The natural and synthetic derivatives are named by adding conventional chemical prefixes and suffixes for substituents; for example, -ol for a hydroxyl group, -on(e) for a keto group, -al for an aldehyde group. "Nor" indicates loss of a -CH2- group; "homo," the addition of a -CH2- group; each is preceded by the letter indicating which ring is contracted or expanded, respectively, or, in the case where the -CH2- is lost from a methyl group, the number of the carbon atom lost. "Seco" indicates fission of a ring with the addition of hydrogen atoms at the positions indicated by numerals preceding the term. Unsaturation is denoted, as usual, by substituting appropriate terms, for example, -en(e), -yn(e), -adien(e), for the -ane or -an parts of the hydrocarbon or parent class names, with numerals indicating locations of the unsaturated bonds. The locations of double bonds are specified by the lower of the two (consecutive) numbers of the carbon atoms involved. When a double bond is formed between two nonconsecutive carbon atoms, the second is indicated in parentheses after the first; for example, estriol and the estradiols possess three double bonds, between C-1 and C-2, between C-3 and C-4, and between C-5 and C-10, respectively.
Steroid alkaloids may be named from the steroid parent, as above, or from trivial family names usually ending in -anine if the steroid is saturated or in -enine, -adienine, etc., if it is not saturated (for example, conanine, tomatanine).
Patient discussion about Steroids
Q. Does steroids make children shorter? My 10 years-old son has asthma, and is treated with a steroid inhaler. Will this treatment cause him to be shorter in the future?
Q. what sort of diet should I take to tone up my muscle and to lose fat in my body? Is steroid a good idea?
Q. Had FMS for almost twenty years now, tried almost everything. Is Lyrica in the "steroid" family? Any one in this community could help me? I have given my few questions to find out an answer. I Had FMS for almost twenty years now, tried almost everything. I'm considering Lyrica but I'd like more info. Is Lyrica in the "steroid" family? If you go on Lyrica for a while & see no improvement with pain, is going off of it a big deal like with other med's, or can you simply just stop taking it? I take Ambien, will that have any interactions? I'm seeing my Doc about this at the end of the month, but I was hoping to get some personal experiences about it. Thanks for any thoughts!
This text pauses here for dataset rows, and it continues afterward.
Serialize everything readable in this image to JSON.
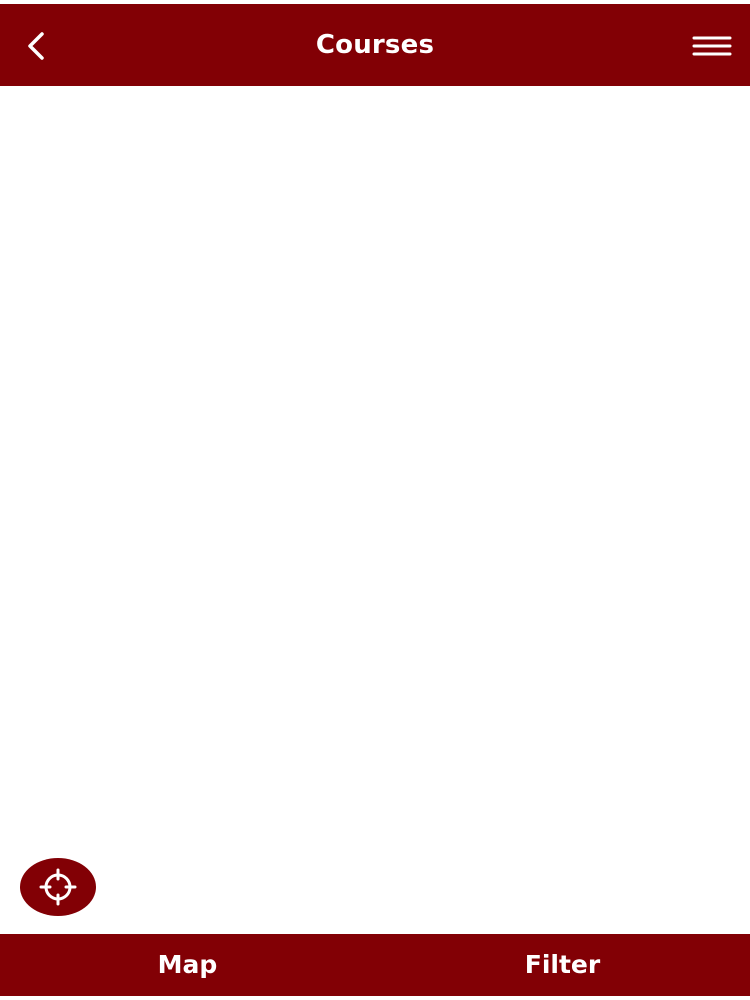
{
  "header": {
    "title": "Courses",
    "back_icon": "chevron-left-icon",
    "menu_icon": "hamburger-menu-icon"
  },
  "map": {
    "locate_icon": "crosshair-locate-icon"
  },
  "bottom_bar": {
    "tabs": [
      {
        "label": "Map"
      },
      {
        "label": "Filter"
      }
    ]
  },
  "colors": {
    "brand": "#820005",
    "on_brand": "#ffffff",
    "background": "#ffffff"
  }
}
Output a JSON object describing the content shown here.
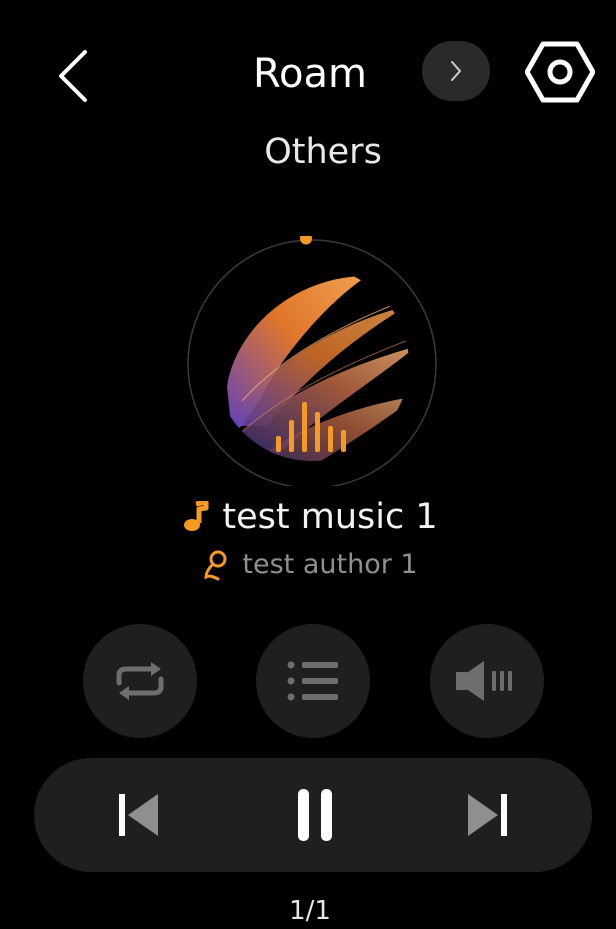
{
  "header": {
    "title": "Roam",
    "subtitle": "Others",
    "back_icon": "chevron-left-icon",
    "next_source_icon": "chevron-right-icon",
    "settings_icon": "hex-settings-icon"
  },
  "now_playing": {
    "title": "test music 1",
    "author": "test author 1",
    "title_icon": "music-note-icon",
    "author_icon": "singer-icon",
    "cover_icon": "album-art",
    "progress": 0.0
  },
  "actions": {
    "repeat_icon": "repeat-icon",
    "playlist_icon": "playlist-icon",
    "volume_icon": "volume-icon"
  },
  "transport": {
    "prev_icon": "skip-previous-icon",
    "play_pause_icon": "pause-icon",
    "next_icon": "skip-next-icon"
  },
  "pager": {
    "text": "1/1"
  },
  "colors": {
    "accent": "#f59a23",
    "background": "#000000",
    "button_bg": "#1f1f1f",
    "muted_text": "#8f8f8f"
  }
}
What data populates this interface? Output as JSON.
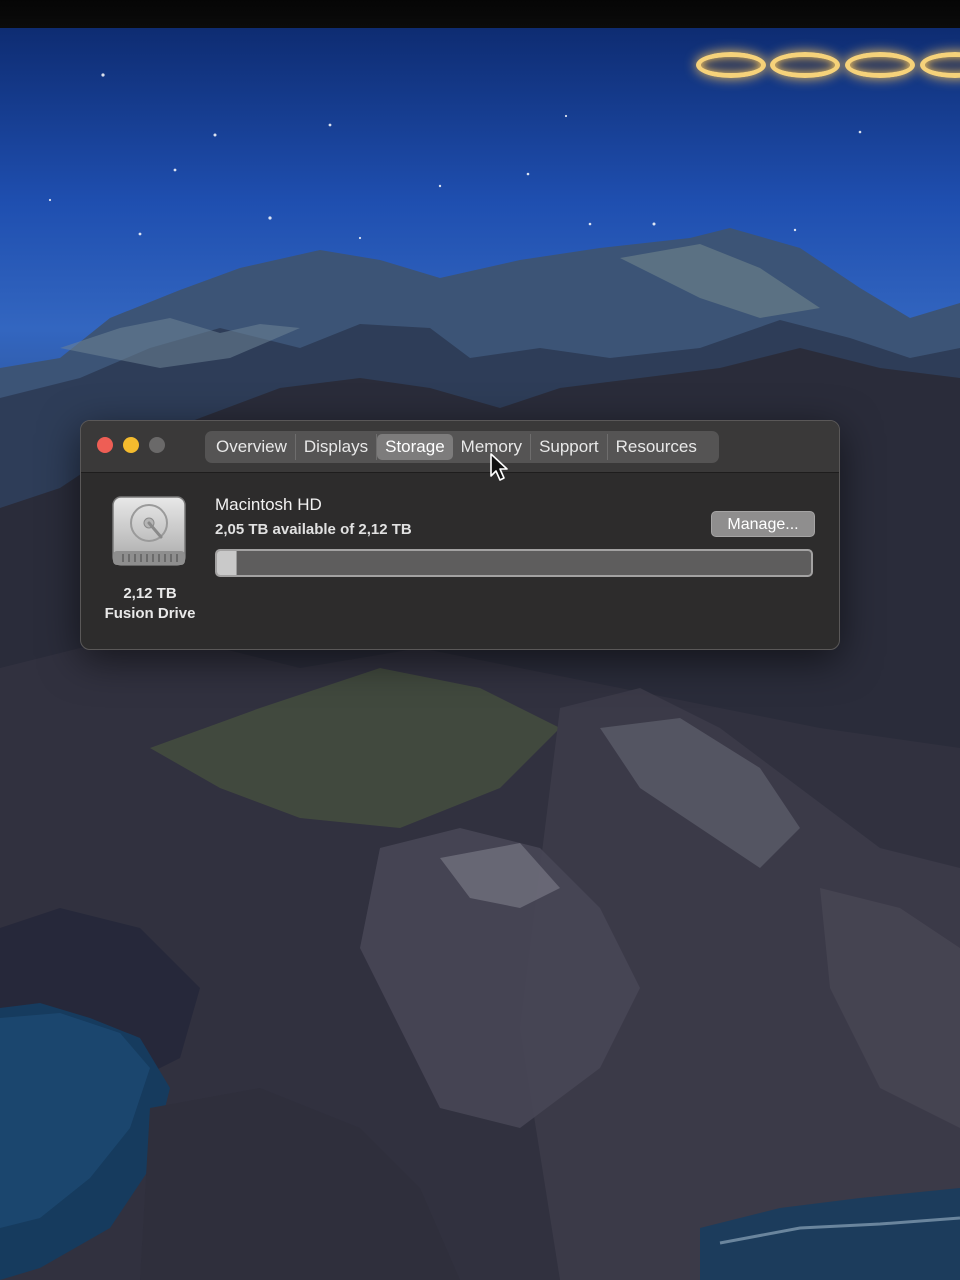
{
  "window": {
    "tabs": [
      {
        "label": "Overview",
        "active": false
      },
      {
        "label": "Displays",
        "active": false
      },
      {
        "label": "Storage",
        "active": true
      },
      {
        "label": "Memory",
        "active": false
      },
      {
        "label": "Support",
        "active": false
      },
      {
        "label": "Resources",
        "active": false
      }
    ],
    "traffic_light_colors": {
      "close": "#ee5e55",
      "minimize": "#f4bb2e",
      "zoom": "#6a6969"
    }
  },
  "storage": {
    "disk_icon": "hard-drive-icon",
    "disk_size": "2,12 TB",
    "disk_type": "Fusion Drive",
    "volume_name": "Macintosh HD",
    "available_text": "2,05 TB available of 2,12 TB",
    "used_fraction": 0.033,
    "manage_label": "Manage..."
  },
  "cursor_icon": "arrow-cursor-icon"
}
Thanks for your answers, keep them coming!
there is a moderate interaction. that means you can take them both but be checked regularly for depression of breath.